The University of San Francisco’s Center for Business Studies and Innovation in Asia-Pacific (CBSI) invites the University community to an April 25th discussion with Ambassador Larry Greenwood (former Ambassador to the Asia Pacific Economic Cooperation and longtime Foreign Service Officer in Asia. Entitled “International Institutions in Asia,” Ambassador Greenwood’s talk will explore the role international institutions have played in the increasing prosperity of the Indo-Pacific region. Among the institutions considered are the Asia Pacific Economic Cooperation (APEC), Asian Development Bank (ADB), World Trade Organization (WTO), Trans-Pacific Partnership (TPP), Regional Comprehensive Economic Partnership (RCEP), World Bank, and Association of Southeast Asian Nations (ASEAN).

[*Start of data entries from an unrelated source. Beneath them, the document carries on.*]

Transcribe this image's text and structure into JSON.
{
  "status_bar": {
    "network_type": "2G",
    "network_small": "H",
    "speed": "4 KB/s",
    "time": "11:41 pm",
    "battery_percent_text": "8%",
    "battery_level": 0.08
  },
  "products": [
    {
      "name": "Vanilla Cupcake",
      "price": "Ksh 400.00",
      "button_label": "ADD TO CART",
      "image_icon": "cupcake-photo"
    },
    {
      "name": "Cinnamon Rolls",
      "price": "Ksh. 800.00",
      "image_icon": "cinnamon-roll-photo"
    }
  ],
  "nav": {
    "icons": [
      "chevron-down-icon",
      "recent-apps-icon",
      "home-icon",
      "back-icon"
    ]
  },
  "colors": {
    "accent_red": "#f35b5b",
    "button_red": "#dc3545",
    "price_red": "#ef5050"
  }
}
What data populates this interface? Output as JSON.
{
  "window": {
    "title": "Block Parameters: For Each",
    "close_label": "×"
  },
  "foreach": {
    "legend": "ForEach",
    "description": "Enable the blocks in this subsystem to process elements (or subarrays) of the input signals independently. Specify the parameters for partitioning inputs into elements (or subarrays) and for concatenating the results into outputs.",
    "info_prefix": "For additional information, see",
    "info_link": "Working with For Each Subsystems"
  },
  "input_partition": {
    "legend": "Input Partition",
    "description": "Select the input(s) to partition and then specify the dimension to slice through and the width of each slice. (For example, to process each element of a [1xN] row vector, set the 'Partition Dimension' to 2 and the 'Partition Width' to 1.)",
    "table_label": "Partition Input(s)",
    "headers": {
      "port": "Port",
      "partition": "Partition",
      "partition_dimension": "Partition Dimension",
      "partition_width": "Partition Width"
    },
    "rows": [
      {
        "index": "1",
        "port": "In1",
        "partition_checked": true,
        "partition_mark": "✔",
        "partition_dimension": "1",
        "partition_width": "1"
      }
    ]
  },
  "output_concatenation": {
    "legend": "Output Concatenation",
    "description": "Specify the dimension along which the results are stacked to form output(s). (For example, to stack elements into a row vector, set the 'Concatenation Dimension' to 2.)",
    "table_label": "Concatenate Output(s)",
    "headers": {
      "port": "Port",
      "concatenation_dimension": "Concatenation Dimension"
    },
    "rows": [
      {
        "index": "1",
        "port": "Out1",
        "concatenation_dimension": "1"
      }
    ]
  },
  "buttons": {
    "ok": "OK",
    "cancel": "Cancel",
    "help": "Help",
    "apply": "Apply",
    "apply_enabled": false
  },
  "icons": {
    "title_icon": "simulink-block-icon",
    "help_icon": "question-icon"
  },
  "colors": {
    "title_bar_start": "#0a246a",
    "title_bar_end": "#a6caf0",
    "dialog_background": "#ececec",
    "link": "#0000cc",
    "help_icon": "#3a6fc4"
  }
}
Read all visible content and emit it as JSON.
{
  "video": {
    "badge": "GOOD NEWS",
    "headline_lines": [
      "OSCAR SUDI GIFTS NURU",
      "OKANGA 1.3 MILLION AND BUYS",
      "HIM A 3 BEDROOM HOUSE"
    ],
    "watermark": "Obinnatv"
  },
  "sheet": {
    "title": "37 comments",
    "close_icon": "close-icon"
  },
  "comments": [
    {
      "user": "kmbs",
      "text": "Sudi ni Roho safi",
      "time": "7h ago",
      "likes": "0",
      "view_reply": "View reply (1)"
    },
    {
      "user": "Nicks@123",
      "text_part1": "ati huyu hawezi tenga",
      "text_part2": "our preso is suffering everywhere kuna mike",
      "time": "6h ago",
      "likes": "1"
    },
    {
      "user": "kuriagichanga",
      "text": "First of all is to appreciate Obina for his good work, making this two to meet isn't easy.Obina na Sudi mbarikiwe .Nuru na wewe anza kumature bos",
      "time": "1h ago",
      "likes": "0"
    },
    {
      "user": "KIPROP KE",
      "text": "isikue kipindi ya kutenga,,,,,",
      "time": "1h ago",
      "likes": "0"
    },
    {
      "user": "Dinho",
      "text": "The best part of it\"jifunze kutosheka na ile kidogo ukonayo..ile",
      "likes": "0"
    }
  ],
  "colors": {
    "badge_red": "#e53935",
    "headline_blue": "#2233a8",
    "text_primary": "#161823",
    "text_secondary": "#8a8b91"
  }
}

Many of these institutions were developed in the years following World War II, while others are much more recent. Some were designed to create the conditions for regional prosperity (APEC and ADB), while others focus on increased trade and commerce (WTO and CPTPP), infrastructure financing (ADB), and some seek to increase regional integration and security (ASEAN). Recently, China’s increased economic power and political assertiveness has become an important feature. New, Chinese-sponsored institutions include the Belt Road Initiation, Asian Infrastructure Investment Bank and RCEP, while “the Quad,” and AUKUS (Australia, the UK and US) have emerged as potential counterweights to Chinese influence. Ambassador Greenwood’s discussion will address the rationale behind the creation of the many multilateral institutions in Asia as well as their continuing evolution.